The Cooperative and managing agent sought judicial review of the SDHR’s decision.  With respect to the finding of disability discrimination, the court observed that “[t]o establish that a violation of the Human Rights Law has occurred and that a reasonable accommodation should have been made, the complainant was required to establish that she is disabled, that she is otherwise qualified for the tenancy, and that because of her disability it is necessary for her to keep the dog in order for her to use and enjoy the apartment, and that reasonable accommodations could be made to allow her to keep the dog.”  Here, “the complainant demonstrated that she was disabled and was a shareholder in the Coop.  She also submitted evidence that the dog helped her with her symptoms by easing her stress and causing her to be more active.  Nonetheless, the complainant failed to present medical or psychological evidence sufficient to establish that the dog was actually necessary in order for her to enjoy the apartment.  Notably, the complainant had resided in the apartment for more than 20 years without the dog.  Moreover, the complainant was diagnosed with her disability several years prior to the dog being brought to the apartment by complainant’s daughter when she moved in with the complainant.  The dog was present in the apartment for only two weeks before the complainant asked the Board for a reasonable accommodation.  Accordingly, the SDHR’s determination of discrimination based on her disability was not supported by substantial evidence.”

Although the court found that the Board had not discriminated against the tenant-shareholder by rejecting her request to keep the dog, the court upheld the SDHR’s finding that the Board and managing agent retaliated against her for filing her complaint with the SDHR, which is an independent violation of the anti-discrimination laws.  Here, the record reflected that complainant had filed her complaint with the SDHR, that the board and managing agent were aware of this fact, and there was a causal connection between this protected activity and adverse actions against the complainant, which included taking away her parking space (causing her to be unable to leave her apartment for nine days), bringing eviction proceedings against her, and ordering her to immediately remove the dog from her apartment.

Regarding the remedy, the court found that the SDHR had properly awarded compensatory and punitive damages and civil penalties, but held that the compensatory and punitive damages should be reduced to $2,500 each and the civil penalty to $2,000.
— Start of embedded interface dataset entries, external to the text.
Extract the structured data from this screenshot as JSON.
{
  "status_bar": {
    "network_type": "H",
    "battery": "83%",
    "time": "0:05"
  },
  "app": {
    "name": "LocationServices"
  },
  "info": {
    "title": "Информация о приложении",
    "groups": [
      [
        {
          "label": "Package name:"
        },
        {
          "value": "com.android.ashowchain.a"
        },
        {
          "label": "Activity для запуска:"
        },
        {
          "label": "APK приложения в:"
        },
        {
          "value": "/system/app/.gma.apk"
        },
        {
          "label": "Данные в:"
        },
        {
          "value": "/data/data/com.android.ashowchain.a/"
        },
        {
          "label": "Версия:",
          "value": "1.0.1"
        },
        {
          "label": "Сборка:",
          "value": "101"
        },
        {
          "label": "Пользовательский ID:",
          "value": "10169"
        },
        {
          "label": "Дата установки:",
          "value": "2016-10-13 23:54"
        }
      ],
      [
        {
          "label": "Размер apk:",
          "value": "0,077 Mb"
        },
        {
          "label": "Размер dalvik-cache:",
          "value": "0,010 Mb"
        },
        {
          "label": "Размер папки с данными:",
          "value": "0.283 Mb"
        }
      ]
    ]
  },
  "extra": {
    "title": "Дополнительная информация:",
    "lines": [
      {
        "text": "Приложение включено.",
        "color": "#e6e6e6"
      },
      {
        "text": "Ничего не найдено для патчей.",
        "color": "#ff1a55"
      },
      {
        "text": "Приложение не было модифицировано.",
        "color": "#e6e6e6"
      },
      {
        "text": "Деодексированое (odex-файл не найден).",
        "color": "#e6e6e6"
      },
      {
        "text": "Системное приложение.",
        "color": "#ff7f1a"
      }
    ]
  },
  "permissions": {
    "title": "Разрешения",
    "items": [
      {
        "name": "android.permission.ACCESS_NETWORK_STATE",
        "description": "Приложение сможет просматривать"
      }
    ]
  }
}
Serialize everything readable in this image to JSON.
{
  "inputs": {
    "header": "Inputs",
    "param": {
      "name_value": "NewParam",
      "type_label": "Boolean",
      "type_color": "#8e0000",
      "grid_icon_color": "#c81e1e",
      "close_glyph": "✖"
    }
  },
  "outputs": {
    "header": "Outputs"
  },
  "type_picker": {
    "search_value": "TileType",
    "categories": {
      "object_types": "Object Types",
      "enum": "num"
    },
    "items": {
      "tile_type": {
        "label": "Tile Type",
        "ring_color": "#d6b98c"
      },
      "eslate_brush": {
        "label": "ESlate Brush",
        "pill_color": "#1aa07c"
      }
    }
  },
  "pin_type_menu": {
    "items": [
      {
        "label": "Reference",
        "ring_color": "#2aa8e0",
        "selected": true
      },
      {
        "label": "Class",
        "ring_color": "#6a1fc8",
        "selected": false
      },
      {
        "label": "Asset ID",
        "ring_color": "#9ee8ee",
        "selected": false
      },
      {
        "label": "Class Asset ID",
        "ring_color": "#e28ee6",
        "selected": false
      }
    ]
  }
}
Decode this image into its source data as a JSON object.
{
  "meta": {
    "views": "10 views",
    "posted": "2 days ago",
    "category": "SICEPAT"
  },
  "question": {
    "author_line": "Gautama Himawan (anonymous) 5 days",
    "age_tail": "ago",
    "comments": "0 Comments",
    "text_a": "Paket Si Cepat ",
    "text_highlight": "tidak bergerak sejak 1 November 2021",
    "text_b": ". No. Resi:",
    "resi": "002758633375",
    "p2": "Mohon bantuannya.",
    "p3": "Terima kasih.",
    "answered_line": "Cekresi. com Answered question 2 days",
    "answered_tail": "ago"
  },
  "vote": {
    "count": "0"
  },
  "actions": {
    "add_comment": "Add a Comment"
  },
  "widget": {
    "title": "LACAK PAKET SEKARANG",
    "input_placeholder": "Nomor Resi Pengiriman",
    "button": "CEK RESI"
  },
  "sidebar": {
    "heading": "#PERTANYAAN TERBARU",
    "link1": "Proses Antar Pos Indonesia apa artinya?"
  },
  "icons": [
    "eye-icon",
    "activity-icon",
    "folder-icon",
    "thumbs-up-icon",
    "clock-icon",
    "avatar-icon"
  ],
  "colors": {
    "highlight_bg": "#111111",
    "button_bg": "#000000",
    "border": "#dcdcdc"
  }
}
This case is a reminder that cooperatives and other landlords should consult with counsel immediately if a shareholder brings an animal into the building in breach of a lease or house rules, or seeks to be allowed to have an animal as a reasonable accommodation.  In addition to advising on whether the cooperative or landlord has grounds to dispute a resident’s claim of disability or need for a service animal, counsel can assist in avoiding any action that could be characterized as retaliation against the resident for his or her legally protected conduct in seeking a reasonable accommodation or filing a complaint.